> THE TASK: Would you repeat the listing exactly but omit every picture?

> RECORDED INFORMATION:
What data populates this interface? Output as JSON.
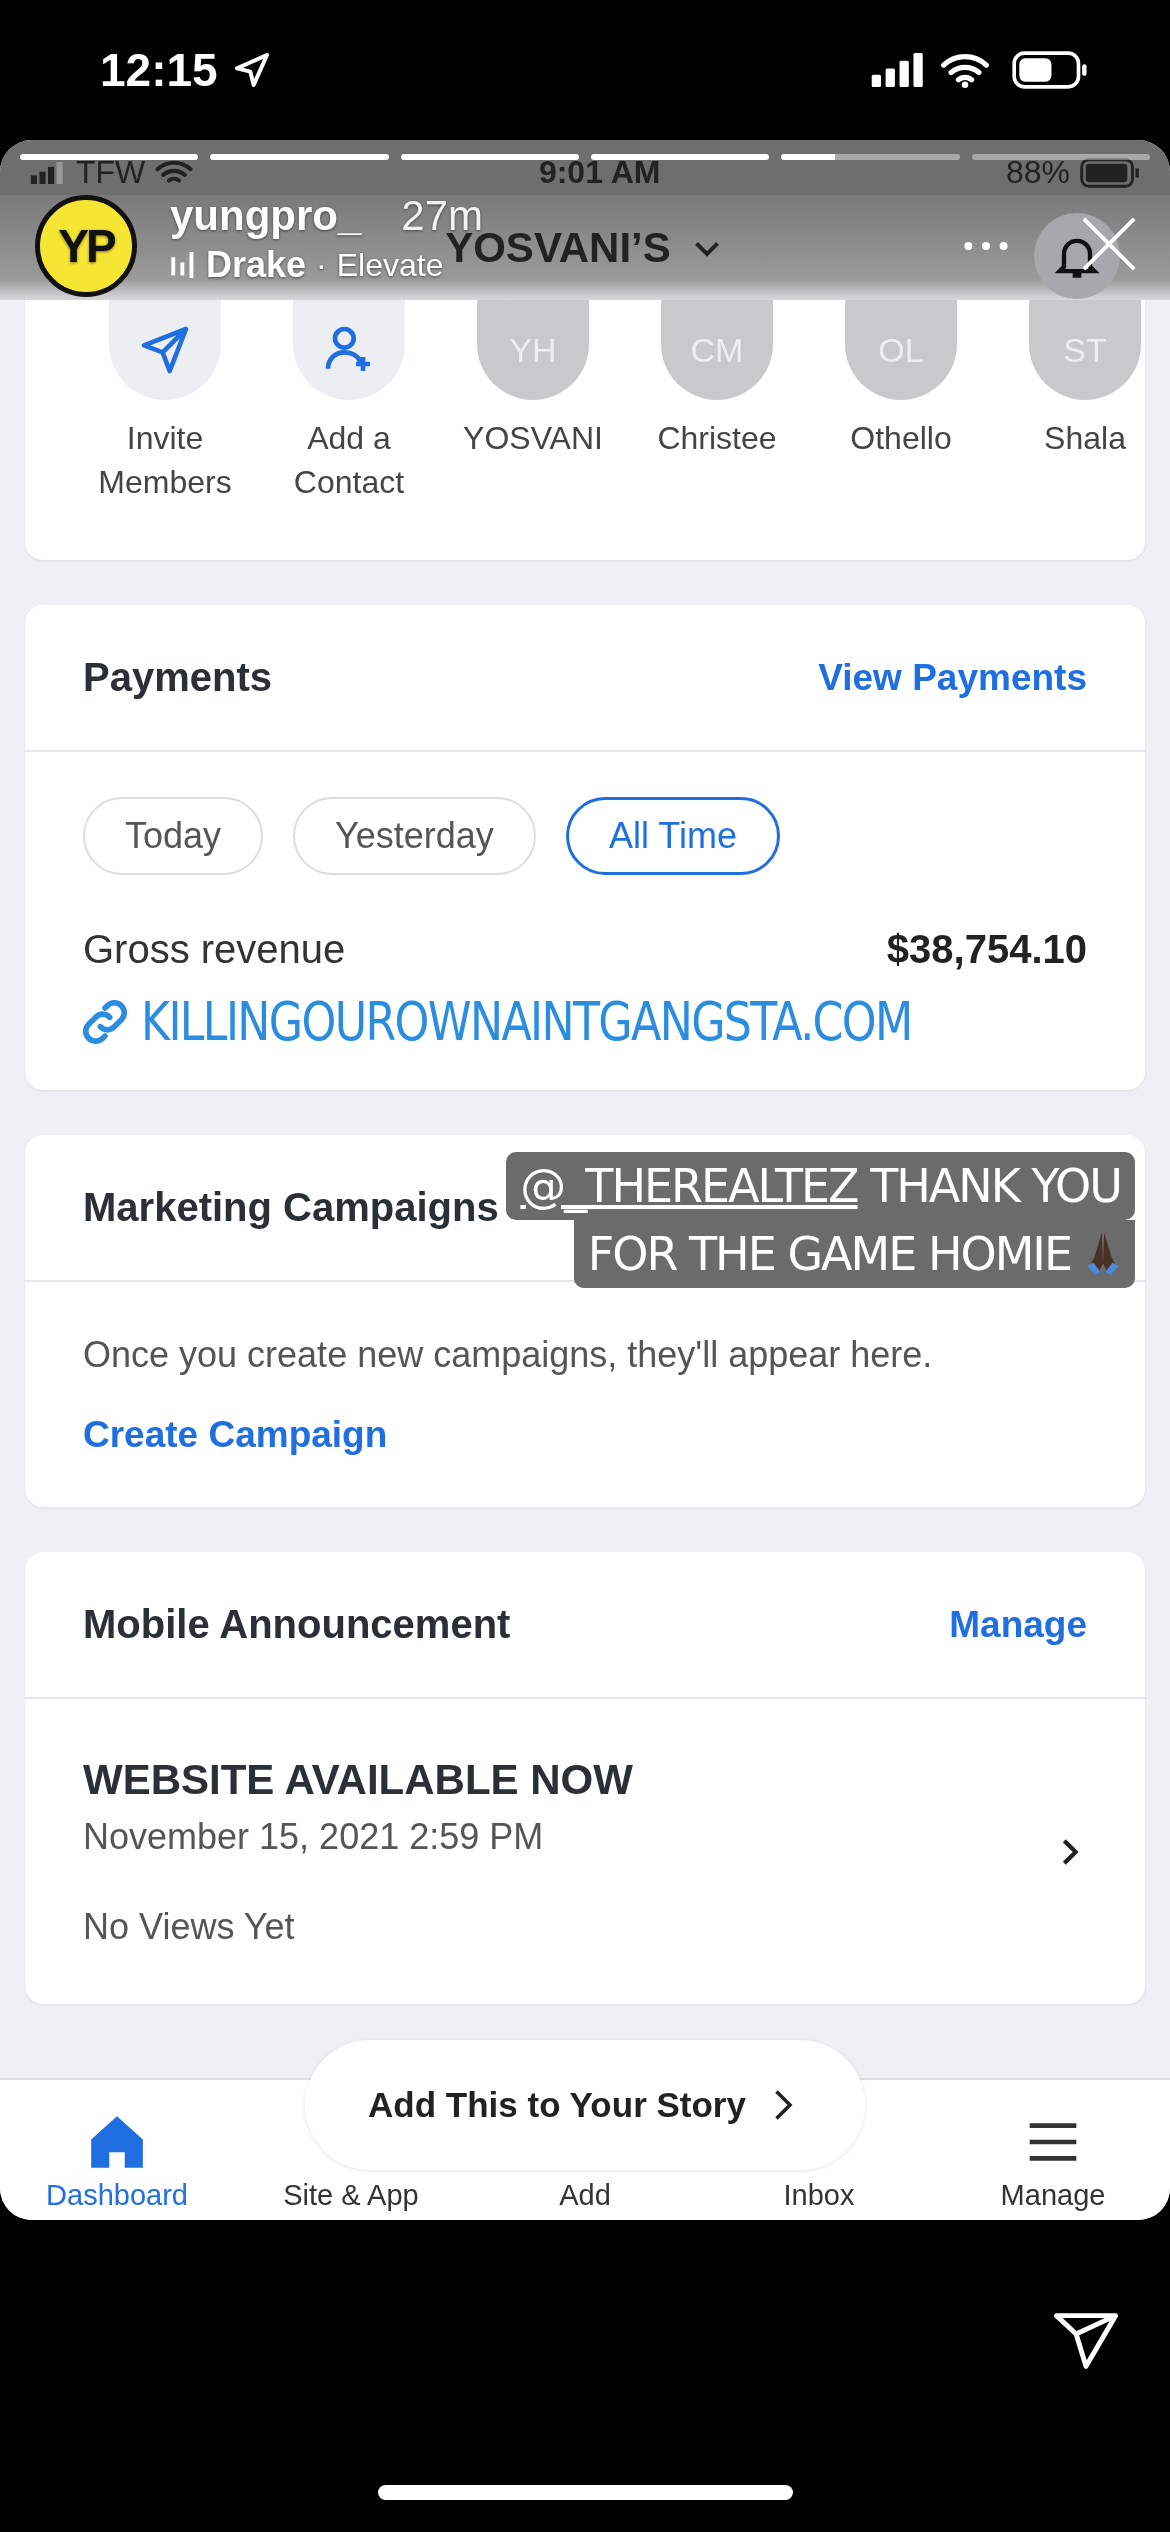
{
  "status_bar": {
    "time": "12:15"
  },
  "inner_status_bar": {
    "carrier": "TFW",
    "time": "9:01 AM",
    "battery": "88%"
  },
  "story": {
    "segments": [
      {
        "level": 1
      },
      {
        "level": 1
      },
      {
        "level": 1
      },
      {
        "level": 1
      },
      {
        "level": 0.3
      },
      {
        "level": 0
      }
    ],
    "avatar": "YP",
    "username": "yungpro_",
    "age": "27m",
    "artist": "Drake",
    "separator": "·",
    "song": "Elevate"
  },
  "site_header": {
    "title": "YOSVANI’S"
  },
  "members": [
    {
      "kind": "invite",
      "label": "Invite Members"
    },
    {
      "kind": "contact",
      "label": "Add a Contact"
    },
    {
      "kind": "member",
      "initials": "YH",
      "label": "YOSVANI"
    },
    {
      "kind": "member",
      "initials": "CM",
      "label": "Christee"
    },
    {
      "kind": "member",
      "initials": "OL",
      "label": "Othello"
    },
    {
      "kind": "member",
      "initials": "ST",
      "label": "Shala"
    }
  ],
  "payments": {
    "title": "Payments",
    "action": "View Payments",
    "filters": [
      {
        "label": "Today",
        "selected": false
      },
      {
        "label": "Yesterday",
        "selected": false
      },
      {
        "label": "All Time",
        "selected": true
      }
    ],
    "metric_label": "Gross revenue",
    "metric_value": "$38,754.10"
  },
  "link_sticker": "KILLINGOUROWNAINTGANGSTA.COM",
  "marketing": {
    "title": "Marketing Campaigns",
    "message": "Once you create new campaigns, they'll appear here.",
    "action": "Create Campaign"
  },
  "caption": {
    "mention": "@_THEREALTEZ",
    "line1": "THANK YOU",
    "line2": "FOR THE GAME HOMIE"
  },
  "announcement": {
    "title": "Mobile Announcement",
    "action": "Manage",
    "headline": "WEBSITE AVAILABLE NOW",
    "date": "November 15, 2021 2:59 PM",
    "views": "No Views Yet"
  },
  "nav": [
    {
      "kind": "dashboard",
      "label": "Dashboard",
      "selected": true
    },
    {
      "kind": "site",
      "label": "Site & App",
      "selected": false
    },
    {
      "kind": "add",
      "label": "Add",
      "selected": false
    },
    {
      "kind": "inbox",
      "label": "Inbox",
      "selected": false
    },
    {
      "kind": "manage",
      "label": "Manage",
      "selected": false
    }
  ],
  "story_prompt": "Add This to Your Story"
}
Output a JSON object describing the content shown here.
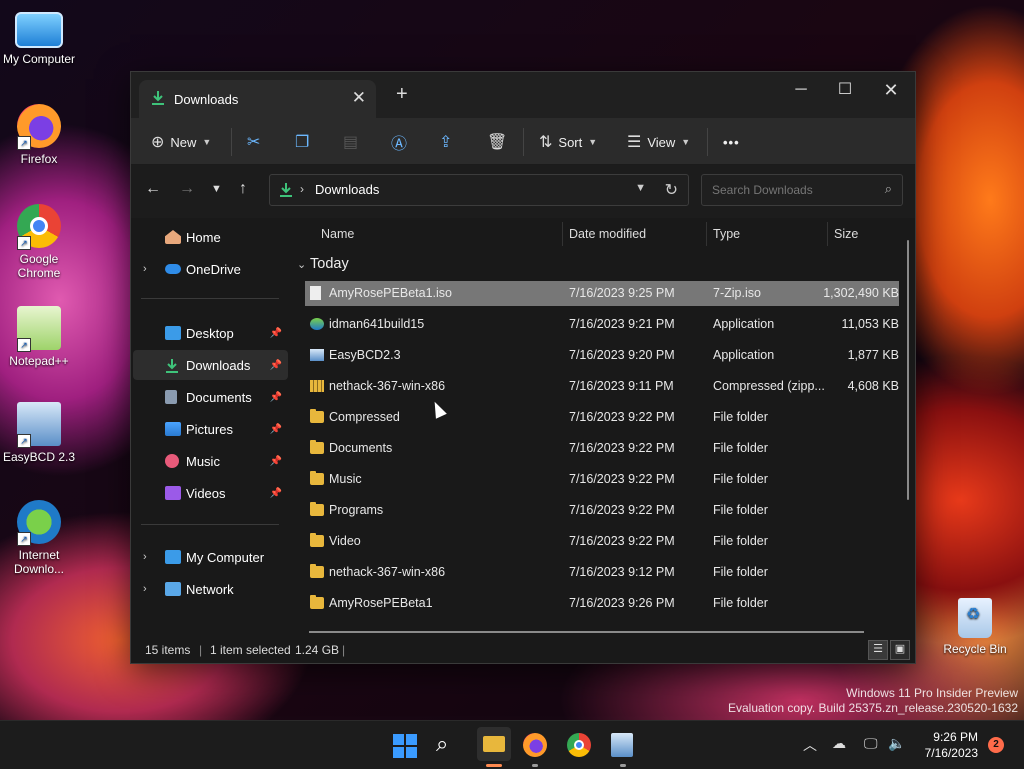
{
  "desktop": {
    "icons": [
      {
        "label": "My Computer"
      },
      {
        "label": "Firefox"
      },
      {
        "label": "Google Chrome"
      },
      {
        "label": "Notepad++"
      },
      {
        "label": "EasyBCD 2.3"
      },
      {
        "label": "Internet Downlo..."
      },
      {
        "label": "Recycle Bin"
      }
    ],
    "watermark": {
      "line1": "Windows 11 Pro Insider Preview",
      "line2": "Evaluation copy. Build 25375.zn_release.230520-1632"
    }
  },
  "explorer": {
    "tab_title": "Downloads",
    "toolbar": {
      "new_label": "New",
      "sort_label": "Sort",
      "view_label": "View",
      "more_label": "•••"
    },
    "address": {
      "crumb": "Downloads",
      "search_placeholder": "Search Downloads"
    },
    "sidebar": {
      "items": [
        {
          "label": "Home"
        },
        {
          "label": "OneDrive"
        },
        {
          "label": "Desktop"
        },
        {
          "label": "Downloads"
        },
        {
          "label": "Documents"
        },
        {
          "label": "Pictures"
        },
        {
          "label": "Music"
        },
        {
          "label": "Videos"
        },
        {
          "label": "My Computer"
        },
        {
          "label": "Network"
        }
      ]
    },
    "columns": {
      "name": "Name",
      "date": "Date modified",
      "type": "Type",
      "size": "Size"
    },
    "group_label": "Today",
    "files": [
      {
        "name": "AmyRosePEBeta1.iso",
        "date": "7/16/2023 9:25 PM",
        "type": "7-Zip.iso",
        "size": "1,302,490 KB"
      },
      {
        "name": "idman641build15",
        "date": "7/16/2023 9:21 PM",
        "type": "Application",
        "size": "11,053 KB"
      },
      {
        "name": "EasyBCD2.3",
        "date": "7/16/2023 9:20 PM",
        "type": "Application",
        "size": "1,877 KB"
      },
      {
        "name": "nethack-367-win-x86",
        "date": "7/16/2023 9:11 PM",
        "type": "Compressed (zipp...",
        "size": "4,608 KB"
      },
      {
        "name": "Compressed",
        "date": "7/16/2023 9:22 PM",
        "type": "File folder",
        "size": ""
      },
      {
        "name": "Documents",
        "date": "7/16/2023 9:22 PM",
        "type": "File folder",
        "size": ""
      },
      {
        "name": "Music",
        "date": "7/16/2023 9:22 PM",
        "type": "File folder",
        "size": ""
      },
      {
        "name": "Programs",
        "date": "7/16/2023 9:22 PM",
        "type": "File folder",
        "size": ""
      },
      {
        "name": "Video",
        "date": "7/16/2023 9:22 PM",
        "type": "File folder",
        "size": ""
      },
      {
        "name": "nethack-367-win-x86",
        "date": "7/16/2023 9:12 PM",
        "type": "File folder",
        "size": ""
      },
      {
        "name": "AmyRosePEBeta1",
        "date": "7/16/2023 9:26 PM",
        "type": "File folder",
        "size": ""
      }
    ],
    "status": {
      "items": "15 items",
      "selected": "1 item selected",
      "size": "1.24 GB"
    }
  },
  "taskbar": {
    "time": "9:26 PM",
    "date": "7/16/2023",
    "notification_count": "2"
  },
  "colors": {
    "accent": "#6cb8ff",
    "download_green": "#3ec37a",
    "folder": "#e8b73c",
    "notification": "#ff6b4a"
  }
}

> RESPONSE TO THIS TASK:
What data populates this interface? Output as JSON.
{
  "status_bar": {
    "time": "12:15"
  },
  "inner_status_bar": {
    "carrier": "TFW",
    "time": "9:01 AM",
    "battery": "88%"
  },
  "story": {
    "segments": [
      {
        "level": 1
      },
      {
        "level": 1
      },
      {
        "level": 1
      },
      {
        "level": 1
      },
      {
        "level": 0.3
      },
      {
        "level": 0
      }
    ],
    "avatar": "YP",
    "username": "yungpro_",
    "age": "27m",
    "artist": "Drake",
    "separator": "·",
    "song": "Elevate"
  },
  "site_header": {
    "title": "YOSVANI’S"
  },
  "members": [
    {
      "kind": "invite",
      "label": "Invite Members"
    },
    {
      "kind": "contact",
      "label": "Add a Contact"
    },
    {
      "kind": "member",
      "initials": "YH",
      "label": "YOSVANI"
    },
    {
      "kind": "member",
      "initials": "CM",
      "label": "Christee"
    },
    {
      "kind": "member",
      "initials": "OL",
      "label": "Othello"
    },
    {
      "kind": "member",
      "initials": "ST",
      "label": "Shala"
    }
  ],
  "payments": {
    "title": "Payments",
    "action": "View Payments",
    "filters": [
      {
        "label": "Today",
        "selected": false
      },
      {
        "label": "Yesterday",
        "selected": false
      },
      {
        "label": "All Time",
        "selected": true
      }
    ],
    "metric_label": "Gross revenue",
    "metric_value": "$38,754.10"
  },
  "link_sticker": "KILLINGOUROWNAINTGANGSTA.COM",
  "marketing": {
    "title": "Marketing Campaigns",
    "message": "Once you create new campaigns, they'll appear here.",
    "action": "Create Campaign"
  },
  "caption": {
    "mention": "@_THEREALTEZ",
    "line1": "THANK YOU",
    "line2": "FOR THE GAME HOMIE"
  },
  "announcement": {
    "title": "Mobile Announcement",
    "action": "Manage",
    "headline": "WEBSITE AVAILABLE NOW",
    "date": "November 15, 2021 2:59 PM",
    "views": "No Views Yet"
  },
  "nav": [
    {
      "kind": "dashboard",
      "label": "Dashboard",
      "selected": true
    },
    {
      "kind": "site",
      "label": "Site & App",
      "selected": false
    },
    {
      "kind": "add",
      "label": "Add",
      "selected": false
    },
    {
      "kind": "inbox",
      "label": "Inbox",
      "selected": false
    },
    {
      "kind": "manage",
      "label": "Manage",
      "selected": false
    }
  ],
  "story_prompt": "Add This to Your Story"
}
Output a JSON object describing the content shown here.
{
  "desktop": {
    "icons": [
      {
        "label": "My Computer"
      },
      {
        "label": "Firefox"
      },
      {
        "label": "Google Chrome"
      },
      {
        "label": "Notepad++"
      },
      {
        "label": "EasyBCD 2.3"
      },
      {
        "label": "Internet Downlo..."
      },
      {
        "label": "Recycle Bin"
      }
    ],
    "watermark": {
      "line1": "Windows 11 Pro Insider Preview",
      "line2": "Evaluation copy. Build 25375.zn_release.230520-1632"
    }
  },
  "explorer": {
    "tab_title": "Downloads",
    "toolbar": {
      "new_label": "New",
      "sort_label": "Sort",
      "view_label": "View",
      "more_label": "•••"
    },
    "address": {
      "crumb": "Downloads",
      "search_placeholder": "Search Downloads"
    },
    "sidebar": {
      "items": [
        {
          "label": "Home"
        },
        {
          "label": "OneDrive"
        },
        {
          "label": "Desktop"
        },
        {
          "label": "Downloads"
        },
        {
          "label": "Documents"
        },
        {
          "label": "Pictures"
        },
        {
          "label": "Music"
        },
        {
          "label": "Videos"
        },
        {
          "label": "My Computer"
        },
        {
          "label": "Network"
        }
      ]
    },
    "columns": {
      "name": "Name",
      "date": "Date modified",
      "type": "Type",
      "size": "Size"
    },
    "group_label": "Today",
    "files": [
      {
        "name": "AmyRosePEBeta1.iso",
        "date": "7/16/2023 9:25 PM",
        "type": "7-Zip.iso",
        "size": "1,302,490 KB"
      },
      {
        "name": "idman641build15",
        "date": "7/16/2023 9:21 PM",
        "type": "Application",
        "size": "11,053 KB"
      },
      {
        "name": "EasyBCD2.3",
        "date": "7/16/2023 9:20 PM",
        "type": "Application",
        "size": "1,877 KB"
      },
      {
        "name": "nethack-367-win-x86",
        "date": "7/16/2023 9:11 PM",
        "type": "Compressed (zipp...",
        "size": "4,608 KB"
      },
      {
        "name": "Compressed",
        "date": "7/16/2023 9:22 PM",
        "type": "File folder",
        "size": ""
      },
      {
        "name": "Documents",
        "date": "7/16/2023 9:22 PM",
        "type": "File folder",
        "size": ""
      },
      {
        "name": "Music",
        "date": "7/16/2023 9:22 PM",
        "type": "File folder",
        "size": ""
      },
      {
        "name": "Programs",
        "date": "7/16/2023 9:22 PM",
        "type": "File folder",
        "size": ""
      },
      {
        "name": "Video",
        "date": "7/16/2023 9:22 PM",
        "type": "File folder",
        "size": ""
      },
      {
        "name": "nethack-367-win-x86",
        "date": "7/16/2023 9:12 PM",
        "type": "File folder",
        "size": ""
      },
      {
        "name": "AmyRosePEBeta1",
        "date": "7/16/2023 9:26 PM",
        "type": "File folder",
        "size": ""
      }
    ],
    "status": {
      "items": "15 items",
      "selected": "1 item selected",
      "size": "1.24 GB"
    }
  },
  "taskbar": {
    "time": "9:26 PM",
    "date": "7/16/2023",
    "notification_count": "2"
  },
  "colors": {
    "accent": "#6cb8ff",
    "download_green": "#3ec37a",
    "folder": "#e8b73c",
    "notification": "#ff6b4a"
  }
}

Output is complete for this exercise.